Some of our more astute readers are likely aware that jammy bluegrass sensations Yonder Mountain String Band are set to take over the Higher Ground Ballroom this week for a two-night hippie hootenanny. What you may not realize is that while they're playing both Monday and Tuesday, it's actually just one long show. In fact, I've heard a rumor that the whole thing will be one big extended jam of "Maid in the Canyon." Sick, dude.

OK, I made that last part up. But they really are playing two nights this week, and I'm sure there will be plenty of face-melting acoustic jams to induce copious wiggling on the dance floor.

If you can't wait until Monday to get your pluckin' fix, I'd suggest heading over to Nectar's this Wednesday, October 10, to catch up-and-coming jam-grass act PossumHaw. Venerable Americana guru Robert Resnik gave the group's new disc, Madtom, a glowing review in last week's paper and, frankly, that's good enough for me. Local mountain-blues act The Eames Brothers open up.

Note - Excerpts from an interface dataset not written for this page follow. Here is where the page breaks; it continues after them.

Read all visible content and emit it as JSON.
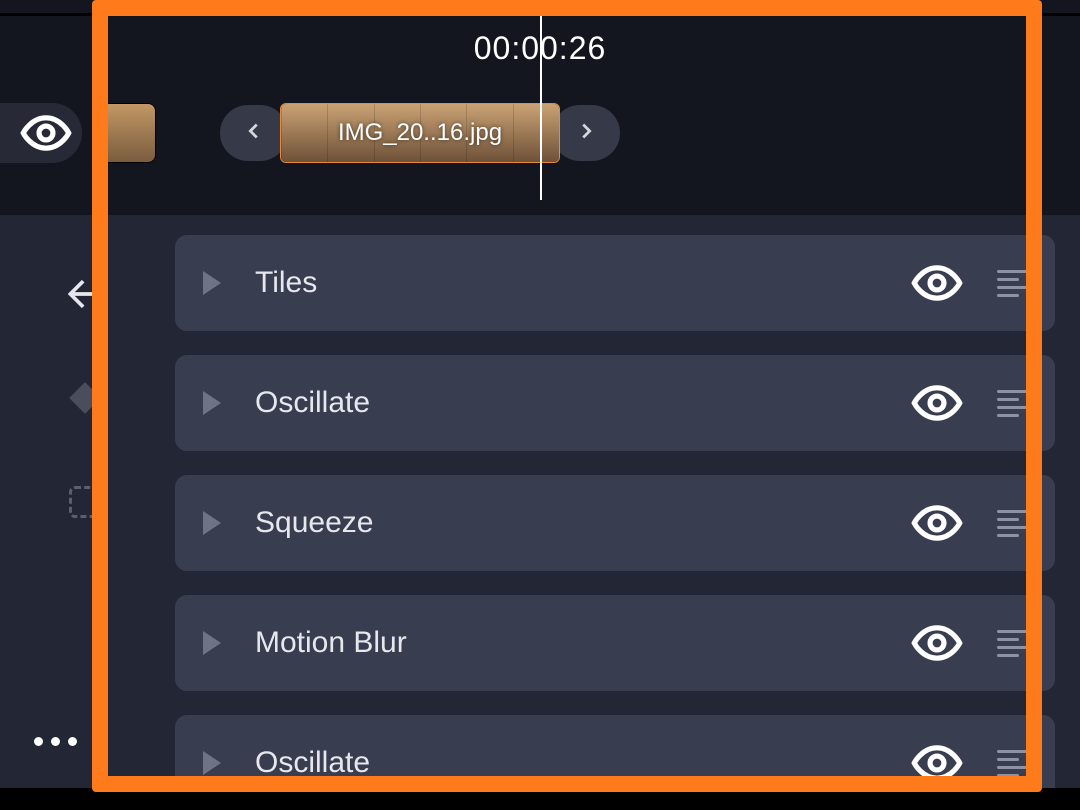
{
  "timeline": {
    "timecode": "00:00:26",
    "clip_label": "IMG_20..16.jpg"
  },
  "effects": {
    "items": [
      {
        "name": "Tiles"
      },
      {
        "name": "Oscillate"
      },
      {
        "name": "Squeeze"
      },
      {
        "name": "Motion Blur"
      },
      {
        "name": "Oscillate"
      }
    ]
  }
}
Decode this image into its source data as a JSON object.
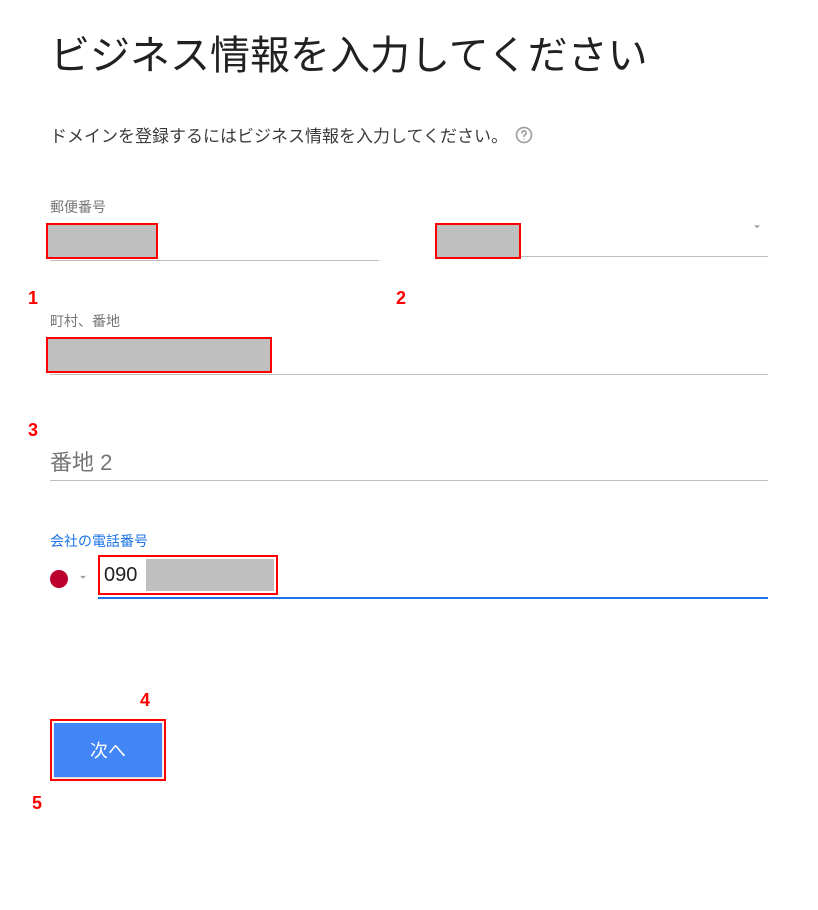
{
  "title": "ビジネス情報を入力してください",
  "subtitle": "ドメインを登録するにはビジネス情報を入力してください。",
  "fields": {
    "postal_label": "郵便番号",
    "address1_label": "町村、番地",
    "address2_placeholder": "番地 2",
    "phone_label": "会社の電話番号",
    "phone_value_visible": "090"
  },
  "buttons": {
    "next": "次へ"
  },
  "markers": {
    "m1": "1",
    "m2": "2",
    "m3": "3",
    "m4": "4",
    "m5": "5"
  }
}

I have no idea. But I'm sure someone will write in at some point next week and set me straight — probably citing Wikipedia as a source. Sigh. Anyway, whether bees have jointed ambulatory limbs is actually quite irrelevant to this next bit of info. But you probably already gathered that.

Sharon Dietz, proprietor of the nifty little Morrisville café The Bee's Knees, has been threatening to sell her valley hotspot for about as long as I've been writing for Seven Days. Geez, I hope there's no correlation.

Thankfully, it appears she's had a change of heart, and has refocused her efforts towards keeping the place open — even eventually expanding. Citing a second wind, Dietz plans to redouble her efforts by enlisting the aid of experienced chefs and café managers to guide the restaurant/coffee shop in the direction it's been begging to go for years. Problem is, she hasn't found them yet.

Normally, I wouldn't use SoundBites for what is essentially a glorified "Help wanted" ad. But given The Bee's Knees' status as the heart and soul of Morrisville's burgeoning arts community, I thought I'd lend a hand.

If you've never been, I strongly urge you to make the trip down Route 100 and check it out. They have great music in one of the coziest settings this side of Radio Bean, their locally focused menu is positively mouth-watering, and they've got a really cool little bar. Who knows, maybe you'll find a new job to boot.


Speaking of the Bean, I just have to drop in a line about this next show.

If you've lived in Burlington for any length of time, you know Super Birdman. Or at least you know his bicycle — and no, I'm not talking about the tie-dyed Nader dude.

The Queen City's favorite Jamaican transplant — and his eye-catching ride — is a downtown icon. I've heard he even charges tourists to photograph his multi-colored bike. How entrepreneurial!

He is also, believe it or not, a reggae singer.

I should explain that Birdman's music sounds, well, exactly like how you'd imagine a Jamaican riding a bike covered in stuffed animals and pinwheels would sound. And it's great.

If you've never caught his act, I suggest you make your way to the tiny hipster hangout on North Winooski Avenue this Sunday night and check out Super Birdman's Birthday Bashdown. Consider it a Burlington music-fan rite of passage.